Converting cm to mm: Interactive Questions
Converting Metric Units (cm to mm) Worksheets and Answers
How do we Convert cm to mm (Centimetres to Millimetres)?
How to Convert Centimetres to Millimetres
To convert centimetres to millimetres, multiply by 10. Every centimetre is worth 10 millimetres. For example, 5 cm = 50 mm because 5 × 10 = 50.
5 cm is the same as 50 mm.
5 cm = 50 mm
To multiply a whole number by 10, we can simply write a 0 on the end. 5 cm becomes 50 mm.
This trick to multiply by 10 will only work for whole numbers and will not work for decimal values.
Here is an example of converting centimetres to millimetres with a decimal number.
We are asked to convert 1.2 centimetres into millimetres. To convert cm to mm, we multiply the value by ten.
1.2 x 10 = 12
So, 1.2 cm is the same as 12 mm.
1.2 cm = 12 mm

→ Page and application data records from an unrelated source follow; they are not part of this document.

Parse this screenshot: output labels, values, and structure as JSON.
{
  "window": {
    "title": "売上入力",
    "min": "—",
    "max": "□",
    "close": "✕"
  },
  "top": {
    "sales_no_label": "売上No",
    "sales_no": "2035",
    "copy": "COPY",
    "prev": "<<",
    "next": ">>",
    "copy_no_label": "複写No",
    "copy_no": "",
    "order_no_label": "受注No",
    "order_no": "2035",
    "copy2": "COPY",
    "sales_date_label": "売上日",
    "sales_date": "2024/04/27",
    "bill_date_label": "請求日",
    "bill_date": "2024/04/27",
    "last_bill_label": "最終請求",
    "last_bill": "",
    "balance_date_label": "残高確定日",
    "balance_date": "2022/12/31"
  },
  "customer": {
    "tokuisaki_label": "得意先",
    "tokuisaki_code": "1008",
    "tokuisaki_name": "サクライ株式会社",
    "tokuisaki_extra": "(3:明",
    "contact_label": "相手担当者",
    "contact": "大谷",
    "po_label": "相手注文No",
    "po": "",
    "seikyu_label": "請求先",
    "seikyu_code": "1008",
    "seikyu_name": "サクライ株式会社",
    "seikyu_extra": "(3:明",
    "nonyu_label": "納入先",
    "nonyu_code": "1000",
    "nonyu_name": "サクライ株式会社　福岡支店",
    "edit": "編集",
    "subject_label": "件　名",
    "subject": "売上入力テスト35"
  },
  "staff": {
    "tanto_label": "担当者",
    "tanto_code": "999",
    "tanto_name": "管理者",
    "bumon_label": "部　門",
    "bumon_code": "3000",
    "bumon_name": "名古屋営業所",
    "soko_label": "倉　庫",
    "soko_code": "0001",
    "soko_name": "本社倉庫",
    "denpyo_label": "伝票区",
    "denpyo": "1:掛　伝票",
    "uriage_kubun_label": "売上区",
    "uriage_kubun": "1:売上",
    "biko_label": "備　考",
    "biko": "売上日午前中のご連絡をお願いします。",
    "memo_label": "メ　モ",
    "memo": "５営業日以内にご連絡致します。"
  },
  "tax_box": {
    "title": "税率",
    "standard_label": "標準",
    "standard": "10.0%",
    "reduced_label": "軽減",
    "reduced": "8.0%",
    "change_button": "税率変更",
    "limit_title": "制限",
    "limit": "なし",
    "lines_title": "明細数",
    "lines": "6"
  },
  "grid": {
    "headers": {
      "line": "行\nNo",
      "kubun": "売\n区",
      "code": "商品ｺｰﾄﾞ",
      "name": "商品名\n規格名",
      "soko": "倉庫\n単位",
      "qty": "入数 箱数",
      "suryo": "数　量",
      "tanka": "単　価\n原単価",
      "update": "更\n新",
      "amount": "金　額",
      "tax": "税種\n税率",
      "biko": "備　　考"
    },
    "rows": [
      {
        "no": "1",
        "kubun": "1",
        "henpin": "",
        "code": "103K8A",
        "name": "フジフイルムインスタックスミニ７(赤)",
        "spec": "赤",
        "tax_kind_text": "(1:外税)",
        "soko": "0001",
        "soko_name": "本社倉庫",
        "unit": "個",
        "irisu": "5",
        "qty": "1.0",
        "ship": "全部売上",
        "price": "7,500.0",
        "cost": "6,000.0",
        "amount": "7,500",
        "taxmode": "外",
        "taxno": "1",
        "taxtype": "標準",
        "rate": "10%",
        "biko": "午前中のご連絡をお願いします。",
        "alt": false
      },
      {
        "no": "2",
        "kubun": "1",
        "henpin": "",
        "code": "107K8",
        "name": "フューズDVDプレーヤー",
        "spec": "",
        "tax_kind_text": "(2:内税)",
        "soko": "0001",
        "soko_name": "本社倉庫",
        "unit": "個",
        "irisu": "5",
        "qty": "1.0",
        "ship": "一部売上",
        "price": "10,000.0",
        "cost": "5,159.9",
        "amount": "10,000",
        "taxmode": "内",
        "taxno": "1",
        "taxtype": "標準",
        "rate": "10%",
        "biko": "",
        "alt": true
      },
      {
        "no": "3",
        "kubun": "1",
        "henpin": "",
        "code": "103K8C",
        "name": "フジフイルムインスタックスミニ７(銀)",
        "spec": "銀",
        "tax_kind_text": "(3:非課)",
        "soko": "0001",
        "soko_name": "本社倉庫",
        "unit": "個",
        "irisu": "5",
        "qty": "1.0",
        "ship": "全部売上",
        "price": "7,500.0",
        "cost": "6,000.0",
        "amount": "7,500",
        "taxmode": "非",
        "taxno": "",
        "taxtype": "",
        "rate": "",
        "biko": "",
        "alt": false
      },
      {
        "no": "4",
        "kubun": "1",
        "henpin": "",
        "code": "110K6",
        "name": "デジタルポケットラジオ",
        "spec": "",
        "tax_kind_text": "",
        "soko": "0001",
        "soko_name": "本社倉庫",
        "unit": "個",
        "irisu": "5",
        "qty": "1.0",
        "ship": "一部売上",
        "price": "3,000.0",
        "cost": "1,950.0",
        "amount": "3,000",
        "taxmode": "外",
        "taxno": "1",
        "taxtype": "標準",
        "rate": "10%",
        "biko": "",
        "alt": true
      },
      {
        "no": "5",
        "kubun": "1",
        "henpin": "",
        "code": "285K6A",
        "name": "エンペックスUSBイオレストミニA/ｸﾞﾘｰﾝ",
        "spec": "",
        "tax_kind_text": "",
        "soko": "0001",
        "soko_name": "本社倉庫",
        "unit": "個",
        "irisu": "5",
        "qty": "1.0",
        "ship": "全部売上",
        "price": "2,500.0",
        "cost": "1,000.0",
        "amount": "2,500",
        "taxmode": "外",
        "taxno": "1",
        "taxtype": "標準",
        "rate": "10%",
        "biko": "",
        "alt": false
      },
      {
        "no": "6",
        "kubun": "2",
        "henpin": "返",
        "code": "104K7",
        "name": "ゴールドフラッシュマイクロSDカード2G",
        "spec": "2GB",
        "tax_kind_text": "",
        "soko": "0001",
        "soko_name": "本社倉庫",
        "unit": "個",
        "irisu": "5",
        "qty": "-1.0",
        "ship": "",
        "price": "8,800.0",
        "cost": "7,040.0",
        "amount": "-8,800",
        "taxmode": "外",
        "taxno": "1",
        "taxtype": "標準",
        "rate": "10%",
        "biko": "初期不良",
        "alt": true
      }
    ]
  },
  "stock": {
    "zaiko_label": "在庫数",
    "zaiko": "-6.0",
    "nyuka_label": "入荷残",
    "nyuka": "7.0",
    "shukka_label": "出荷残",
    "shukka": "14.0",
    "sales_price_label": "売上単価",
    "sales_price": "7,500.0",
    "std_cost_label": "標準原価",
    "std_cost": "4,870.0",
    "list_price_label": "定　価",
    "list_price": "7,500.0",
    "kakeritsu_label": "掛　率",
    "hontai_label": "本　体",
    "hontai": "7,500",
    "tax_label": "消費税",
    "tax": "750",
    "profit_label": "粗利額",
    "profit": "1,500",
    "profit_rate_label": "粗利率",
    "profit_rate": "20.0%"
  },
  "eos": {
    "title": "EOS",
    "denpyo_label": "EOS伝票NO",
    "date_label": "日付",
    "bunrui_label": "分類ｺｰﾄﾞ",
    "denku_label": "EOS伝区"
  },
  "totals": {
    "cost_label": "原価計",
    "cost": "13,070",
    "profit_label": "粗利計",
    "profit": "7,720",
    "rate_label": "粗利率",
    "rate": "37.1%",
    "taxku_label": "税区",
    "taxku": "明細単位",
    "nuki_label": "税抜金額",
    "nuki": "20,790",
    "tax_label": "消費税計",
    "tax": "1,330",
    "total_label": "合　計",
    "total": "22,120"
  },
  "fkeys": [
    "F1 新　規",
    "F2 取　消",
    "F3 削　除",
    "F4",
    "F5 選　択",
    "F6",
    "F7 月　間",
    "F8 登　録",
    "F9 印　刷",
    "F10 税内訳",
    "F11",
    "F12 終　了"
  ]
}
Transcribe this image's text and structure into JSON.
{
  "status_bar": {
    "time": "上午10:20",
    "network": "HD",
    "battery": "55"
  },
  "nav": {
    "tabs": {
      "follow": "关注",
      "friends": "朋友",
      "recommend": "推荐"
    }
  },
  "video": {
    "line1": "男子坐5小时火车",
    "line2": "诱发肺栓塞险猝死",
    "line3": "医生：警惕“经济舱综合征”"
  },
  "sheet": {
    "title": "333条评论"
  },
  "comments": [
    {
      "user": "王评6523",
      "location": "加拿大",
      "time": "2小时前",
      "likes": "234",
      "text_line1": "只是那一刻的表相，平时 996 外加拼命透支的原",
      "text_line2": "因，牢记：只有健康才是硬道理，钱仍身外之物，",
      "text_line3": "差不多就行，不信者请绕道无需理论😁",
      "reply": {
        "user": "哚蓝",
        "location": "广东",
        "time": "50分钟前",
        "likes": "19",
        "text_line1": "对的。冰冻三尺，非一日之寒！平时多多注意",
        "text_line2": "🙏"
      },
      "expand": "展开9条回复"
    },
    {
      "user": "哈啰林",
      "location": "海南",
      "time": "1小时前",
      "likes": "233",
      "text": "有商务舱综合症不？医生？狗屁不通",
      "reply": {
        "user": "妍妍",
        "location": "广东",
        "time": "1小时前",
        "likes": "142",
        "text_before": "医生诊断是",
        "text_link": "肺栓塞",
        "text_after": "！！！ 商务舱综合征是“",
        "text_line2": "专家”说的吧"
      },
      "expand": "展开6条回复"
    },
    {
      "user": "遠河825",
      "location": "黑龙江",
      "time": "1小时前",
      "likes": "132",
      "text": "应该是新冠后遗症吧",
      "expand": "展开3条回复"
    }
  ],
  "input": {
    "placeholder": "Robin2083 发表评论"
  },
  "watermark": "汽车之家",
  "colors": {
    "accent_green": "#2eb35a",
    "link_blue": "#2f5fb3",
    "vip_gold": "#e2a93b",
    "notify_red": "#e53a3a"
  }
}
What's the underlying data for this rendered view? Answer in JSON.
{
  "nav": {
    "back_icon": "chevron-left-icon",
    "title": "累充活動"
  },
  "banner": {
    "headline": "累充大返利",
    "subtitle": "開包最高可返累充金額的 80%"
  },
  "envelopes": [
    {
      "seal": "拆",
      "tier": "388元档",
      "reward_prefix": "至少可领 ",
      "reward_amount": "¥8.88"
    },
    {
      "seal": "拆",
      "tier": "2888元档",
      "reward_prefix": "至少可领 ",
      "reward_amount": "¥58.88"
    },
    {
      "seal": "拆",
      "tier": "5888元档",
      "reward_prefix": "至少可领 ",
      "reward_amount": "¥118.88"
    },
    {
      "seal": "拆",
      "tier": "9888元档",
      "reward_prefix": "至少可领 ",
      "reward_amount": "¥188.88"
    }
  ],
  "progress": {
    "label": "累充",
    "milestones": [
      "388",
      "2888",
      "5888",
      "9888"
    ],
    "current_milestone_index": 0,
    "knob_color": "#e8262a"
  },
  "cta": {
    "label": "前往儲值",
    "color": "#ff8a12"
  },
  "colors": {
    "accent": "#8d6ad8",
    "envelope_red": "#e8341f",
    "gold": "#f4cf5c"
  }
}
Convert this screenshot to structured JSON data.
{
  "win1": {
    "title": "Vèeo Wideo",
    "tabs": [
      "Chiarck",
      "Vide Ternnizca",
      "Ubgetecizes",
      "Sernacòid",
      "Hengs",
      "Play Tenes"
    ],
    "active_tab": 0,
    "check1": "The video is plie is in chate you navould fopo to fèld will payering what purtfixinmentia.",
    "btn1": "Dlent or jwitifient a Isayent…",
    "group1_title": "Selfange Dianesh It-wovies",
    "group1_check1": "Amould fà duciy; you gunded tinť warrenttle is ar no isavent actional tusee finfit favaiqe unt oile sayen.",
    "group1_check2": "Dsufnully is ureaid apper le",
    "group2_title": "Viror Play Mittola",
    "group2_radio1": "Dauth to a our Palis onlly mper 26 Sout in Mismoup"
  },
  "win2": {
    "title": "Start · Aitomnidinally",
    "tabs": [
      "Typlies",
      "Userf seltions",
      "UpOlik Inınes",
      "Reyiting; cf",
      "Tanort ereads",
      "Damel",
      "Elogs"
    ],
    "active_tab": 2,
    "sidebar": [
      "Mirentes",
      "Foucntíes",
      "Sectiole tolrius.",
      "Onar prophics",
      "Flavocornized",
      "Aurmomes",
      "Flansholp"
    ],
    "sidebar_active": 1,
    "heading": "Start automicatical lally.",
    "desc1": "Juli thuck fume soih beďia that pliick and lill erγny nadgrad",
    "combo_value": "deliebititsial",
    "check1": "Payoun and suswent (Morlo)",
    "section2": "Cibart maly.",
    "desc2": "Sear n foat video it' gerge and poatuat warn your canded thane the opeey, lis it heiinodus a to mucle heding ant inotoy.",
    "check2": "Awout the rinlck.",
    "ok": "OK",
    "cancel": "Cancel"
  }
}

We can see where 1.2 cm and 12 mm lie on the ruler in the clip below.
Notice that if we simply ‘added a zero’ to the end of the 1.2 decimal value, this would not have multiplied it by ten. We would have calculated an incorrect answer.
This is because 1.2 is the same value as 1.20.
A trick to help us multiply a number with only one decimal place can be to move the digit after the decimal point in front of the decimal point.
This has the same effect as simply removing the decimal point from our answer.
1.2 cm becomes 12 mm.
If you need further practice of multiplying a decimal number by 10 and wish to understand why this trick works, please watch our lesson on Multiplying by 10, where we explore this topic further.
In the following example, we have a decimal number. We are asked to convert 2.8 centimetres into millimetres. To convert cm to mm, we multiply by ten.
2.8 x 10 = 28
So, 2.8 cm is the same as 28 mm.
2.8 cm = 28 mm
We can see where 2.8 cm and 28 mm lie on the ruler in the clip below.
Again notice that ‘adding a zero’ will not work for multiplying a decimal number by 10.
Instead, you could use the trick for numbers that contain only one decimal place and remove the decimal point.
28 mm is shown on the ruler above as 28 individual millimetre marks away from the zero mark or simply 8 mm away from the 2 cm mark.
Centimetres to Millimetres on a Ruler
Each number written on a ruler is in centimetres. Millimetres are the smallest lines shown on a ruler in between each centimetre. There are ten millimetre lines between each centimetre.
Centimetres are written as ‘cm’ for short.
Millimetres are written as ‘mm’ for short.
Write a space between the number and the ‘mm’ or ‘cm’.
In the following example, we are asked to convert 8 cm into millimetres. We will convert cm to mm using a ruler.
To convert a length in centimetres into a length in millimetres, multiply the value in centimetres by ten.
To convert cm to mm, we multiply by ten.
8 x 10 = 80
So, 8 cm is the same as 80 mm.
8 cm = 80 mm
In the following example, we are asked to convert 11 cm into millimetres. To convert cm to mm, we multiply by ten.
11 x 10 = 110
So, 11 cm is the same as 110 mm.
11 cm = 110 mm
Teaching Converting cm to mm
When teaching converting centimetres to millimetres, it is helpful to use a large ruler to show the mm and cm increments. Using a large ruler or an interactive ruler online can be an easier way to show the comparison because mm on real rulers can be very small.
Below, we have a 15 cm ruler. We use it to measure a length in centimetres.
The distance between each number that is written on the ruler is one centimetre (1 cm).
The smaller divisions between each number are millimetres (mm).
The millimetre markings are the smallest lines on the ruler.
The distance between 0 and the first mark is one millimetre (1 mm).
The distance between 0 and the second line is two millimetres (2 mm).
The distance between 0 and the third line is three millimetres (3 mm).
This continues as we count along the millimetre lines of the ruler as can be seen in the image below.
Ten millimetres is at the same mark as the one centimetre mark.
So, we can see that 1 cm is the same length as 10 mm.
To convert from 1 cm to 10 mm, we multiply by ten.
There are 10 millimetres in one centimetre.
1 x 10 = 10
So, to convert centimetres to millimetres (to convert cm to mm), multiply the value in centimetres by ten.
Now try our lesson on Converting Decimals to Percentages where we learn how to convert a decimal number to a percentage.